Still, that I think is the exception and not the rule. I have an admittedly deep-seated suspicion of the argumentative line be taken here, and I think it results primarily from the fact that I don't think I'd be allowed to access it. And in this, I'm reminded of Patricia Williams' defense of formal legal rights as against the challenge of Critical Legal Studies professors who'd prefer more informal norms of relations. Williams liked rights not because they were ideal, but because she couldn't count on informal communal norms to be inclusive of her. The thin, threadbare, dispassionate, anemic rights-talk still gave her at least a bare foothold for asserting claims; the rich, casual, everyday modes of informal discourse often times would just casually and informally exclude her. And so it is with my instincts of discourse -- my preference to let as much as possible be admitted to the space of arguments that demand reasoned responses does not come from a belief that most arguments are worthwhile, it comes from a lack of confidence in the institutions -- be they college administrators or public legislators or, unfortunately, idealistic campus activists -- that are tasked with deciding what is drawn in and what is drawn out.

* I have to observe, though, that there is in fact no "hate speech" exception in First Amendment doctrine. This is a widespread misconception, and while I'm not sure from where it derives, it is unfortunate that it was forwarded here.


Pillsy said...

And then turning to the "free speech" claim, he asked the master where their free speech commitment was when Steven Salaita was denied his position at Illinois.

I remember that post (and of course I can't find the link either) and I took it more as highlighting a double standard that seems to afflict a fair number of commentators, you distinctly not among them. Your take on Salaita isn't significantly different to my own.

In any event, I can see where you're coming from, but at the same time I have to say that Julia Serano's argument about the boundaries of acceptable opinion is very compelling. I think fighting to define the boundaries of acceptable discourse is way too important a political end of free speech (and, perhaps even more, academic freedom) that it, to my mind, enhances the legitimacy of what the student protesters at Yale are doing.

David Schraub said...

I don't think we disagree. Certainly, the "dueling hypocrisy" element to be found in the Salaita case is strong (it is odd, though, how often hypocrisy is a double-edged sword: "Where was your concern about free speech when Salaita was unhired?" "Well where was your concern about safe spaces when he was hired?"). Likewise, I agree that the key question here is about where to draw the line (at points Serrano indicates that this is where free speech "ends", but I wouldn't say that.

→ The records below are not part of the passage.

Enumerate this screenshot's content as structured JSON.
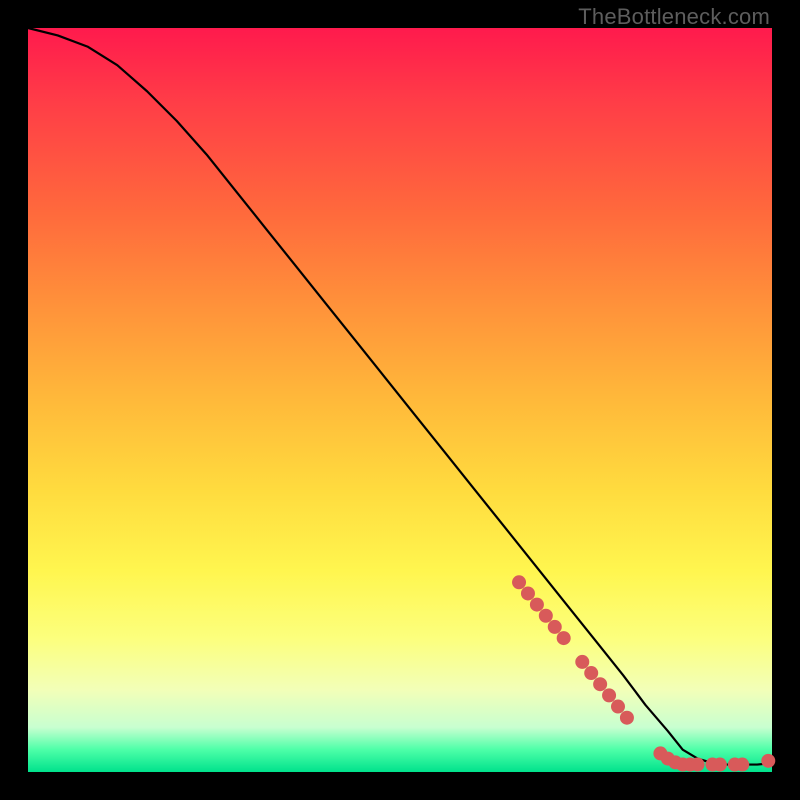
{
  "watermark": "TheBottleneck.com",
  "chart_data": {
    "type": "line",
    "title": "",
    "xlabel": "",
    "ylabel": "",
    "xlim": [
      0,
      100
    ],
    "ylim": [
      0,
      100
    ],
    "grid": false,
    "series": [
      {
        "name": "curve",
        "color": "#000000",
        "x": [
          0,
          4,
          8,
          12,
          16,
          20,
          24,
          28,
          32,
          36,
          40,
          44,
          48,
          52,
          56,
          60,
          64,
          68,
          72,
          76,
          80,
          83,
          86,
          88,
          90,
          92,
          94,
          96,
          98,
          100
        ],
        "y": [
          100,
          99,
          97.5,
          95,
          91.5,
          87.5,
          83,
          78,
          73,
          68,
          63,
          58,
          53,
          48,
          43,
          38,
          33,
          28,
          23,
          18,
          13,
          9,
          5.5,
          3,
          1.8,
          1.2,
          1.0,
          1.0,
          1.0,
          1.2
        ]
      }
    ],
    "markers": [
      {
        "name": "dots",
        "color": "#d85a5a",
        "points": [
          {
            "x": 66,
            "y": 25.5
          },
          {
            "x": 67.2,
            "y": 24
          },
          {
            "x": 68.4,
            "y": 22.5
          },
          {
            "x": 69.6,
            "y": 21
          },
          {
            "x": 70.8,
            "y": 19.5
          },
          {
            "x": 72,
            "y": 18
          },
          {
            "x": 74.5,
            "y": 14.8
          },
          {
            "x": 75.7,
            "y": 13.3
          },
          {
            "x": 76.9,
            "y": 11.8
          },
          {
            "x": 78.1,
            "y": 10.3
          },
          {
            "x": 79.3,
            "y": 8.8
          },
          {
            "x": 80.5,
            "y": 7.3
          },
          {
            "x": 85,
            "y": 2.5
          },
          {
            "x": 86,
            "y": 1.8
          },
          {
            "x": 87,
            "y": 1.3
          },
          {
            "x": 88,
            "y": 1.0
          },
          {
            "x": 89,
            "y": 1.0
          },
          {
            "x": 90,
            "y": 1.0
          },
          {
            "x": 92,
            "y": 1.0
          },
          {
            "x": 93,
            "y": 1.0
          },
          {
            "x": 95,
            "y": 1.0
          },
          {
            "x": 96,
            "y": 1.0
          },
          {
            "x": 99.5,
            "y": 1.5
          }
        ]
      }
    ]
  }
}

I think the free speech part has to be protected -- no official punishment, no physical or auditory blocking of the speaker -- but beyond that the criticism of the speaker and the assertion that their views are unworthy of consideration is simply counterspeech). The "draw the line" question goes to issues of epistemic curiosity that I think are better disaggregated from the "Free speech" question altogether, but Serrano is clearly right that nobody believes that there is no speech that is unworthy of being condemned in this way.